EU REFERENDUM – IN OR OUT? (BBC1, 8.30pm)
A half-hour piece hosted by Nick Robinson, introduced as ‘in a change to our advertised programme …’ in which he had Anna Sobrey (Tory – Remain), Nigel Farage (UKIP – Leave); two business people, one from each camp; and Alan Johnson (Labour- Remain) and Chris Grayling (Tory – Leave) arguing three key issues – Immigration, Business and Sovereignty.
Having ironically tuned to BBC1 to watch the scheduled comedy panel show Would I Lie To You?, I caught this one by accident.
It was a poorly-conceived and executed piece. Robinson – his voice less croaky than immediately after his cancer scare, but still a touch weak – introduced what he implied was going to be the first of a series of programmes over the next four months in which the BBC would bring together representatives from each camp to debate the main issues, this week as indicated above.
First bout was Soubry v Farage on Immigration; second the Austrian CEO of Siemens versus some female City fund-manager on Business; then Johnson v Grayling on Sovereignty.
So far so good. The scheme of the programme must have looked promising on paper when being considered by the BBC commissioner responsible.

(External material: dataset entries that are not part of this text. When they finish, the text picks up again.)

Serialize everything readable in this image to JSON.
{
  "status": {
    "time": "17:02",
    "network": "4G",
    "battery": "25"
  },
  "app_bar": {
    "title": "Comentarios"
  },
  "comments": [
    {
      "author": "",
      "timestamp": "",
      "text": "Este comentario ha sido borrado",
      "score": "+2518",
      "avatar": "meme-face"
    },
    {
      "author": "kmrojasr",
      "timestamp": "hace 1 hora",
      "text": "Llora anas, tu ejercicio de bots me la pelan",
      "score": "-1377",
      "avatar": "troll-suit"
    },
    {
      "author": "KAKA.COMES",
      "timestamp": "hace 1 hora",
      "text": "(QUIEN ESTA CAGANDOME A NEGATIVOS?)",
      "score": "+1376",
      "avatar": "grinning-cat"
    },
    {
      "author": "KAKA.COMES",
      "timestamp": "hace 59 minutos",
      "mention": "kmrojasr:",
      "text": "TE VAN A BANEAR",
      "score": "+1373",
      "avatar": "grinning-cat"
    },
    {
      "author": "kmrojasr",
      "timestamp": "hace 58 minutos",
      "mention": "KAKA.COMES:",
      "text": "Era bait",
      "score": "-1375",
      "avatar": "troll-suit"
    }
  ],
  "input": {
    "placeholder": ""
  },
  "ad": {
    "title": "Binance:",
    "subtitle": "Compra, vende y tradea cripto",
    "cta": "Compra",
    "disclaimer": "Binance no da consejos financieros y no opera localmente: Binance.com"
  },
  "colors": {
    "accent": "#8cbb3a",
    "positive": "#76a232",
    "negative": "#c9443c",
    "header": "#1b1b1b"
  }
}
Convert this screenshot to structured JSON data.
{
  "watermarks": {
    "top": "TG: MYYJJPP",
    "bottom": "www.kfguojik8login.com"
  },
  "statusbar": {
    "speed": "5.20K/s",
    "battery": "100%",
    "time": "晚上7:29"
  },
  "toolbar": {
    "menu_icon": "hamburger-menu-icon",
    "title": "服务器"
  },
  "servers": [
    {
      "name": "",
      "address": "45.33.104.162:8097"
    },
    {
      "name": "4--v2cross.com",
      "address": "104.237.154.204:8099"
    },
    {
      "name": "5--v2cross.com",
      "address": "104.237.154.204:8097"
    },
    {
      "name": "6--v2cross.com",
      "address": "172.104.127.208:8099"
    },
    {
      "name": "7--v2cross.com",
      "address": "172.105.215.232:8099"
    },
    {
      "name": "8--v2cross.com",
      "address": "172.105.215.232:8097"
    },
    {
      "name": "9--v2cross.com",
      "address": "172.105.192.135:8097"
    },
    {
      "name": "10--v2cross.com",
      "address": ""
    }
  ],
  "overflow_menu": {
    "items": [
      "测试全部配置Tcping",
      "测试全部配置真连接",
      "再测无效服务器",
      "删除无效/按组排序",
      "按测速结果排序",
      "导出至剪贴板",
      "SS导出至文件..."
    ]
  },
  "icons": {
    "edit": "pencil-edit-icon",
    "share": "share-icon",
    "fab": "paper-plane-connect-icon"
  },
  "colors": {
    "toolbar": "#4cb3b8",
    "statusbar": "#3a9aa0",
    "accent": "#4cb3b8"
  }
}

But then the problem – it was a half-hour show. Each bout lasted about 8 minutes. Robinson barely had time to introduce the contestants and ask each of them an opening question before [somewhere in the metaphorical background] a spotty-faced floor manager with a clipboard and ‘cans’ [earphones] behind the cameras must have begun making frantic flapping ‘wind them up’ gestures. Because that was about all they had time for.
It was a minor disaster. None of the participants could develop an answer, nor could any proper debate get going. It was a ‘tick the boxes and hope’ kind of a show and it just didn’t work. Why the BBC, and indeed the participants, didn’t realise in advance that it was going to be a no-no is beyond me. Well, I excuse the participant slightly because – given the importance of the campaign – they must have been desperate to get any media coverage for their arguments that was going.
The overall score so far?
Very definitely ‘One-Nil’ to the ‘Remain’ camp.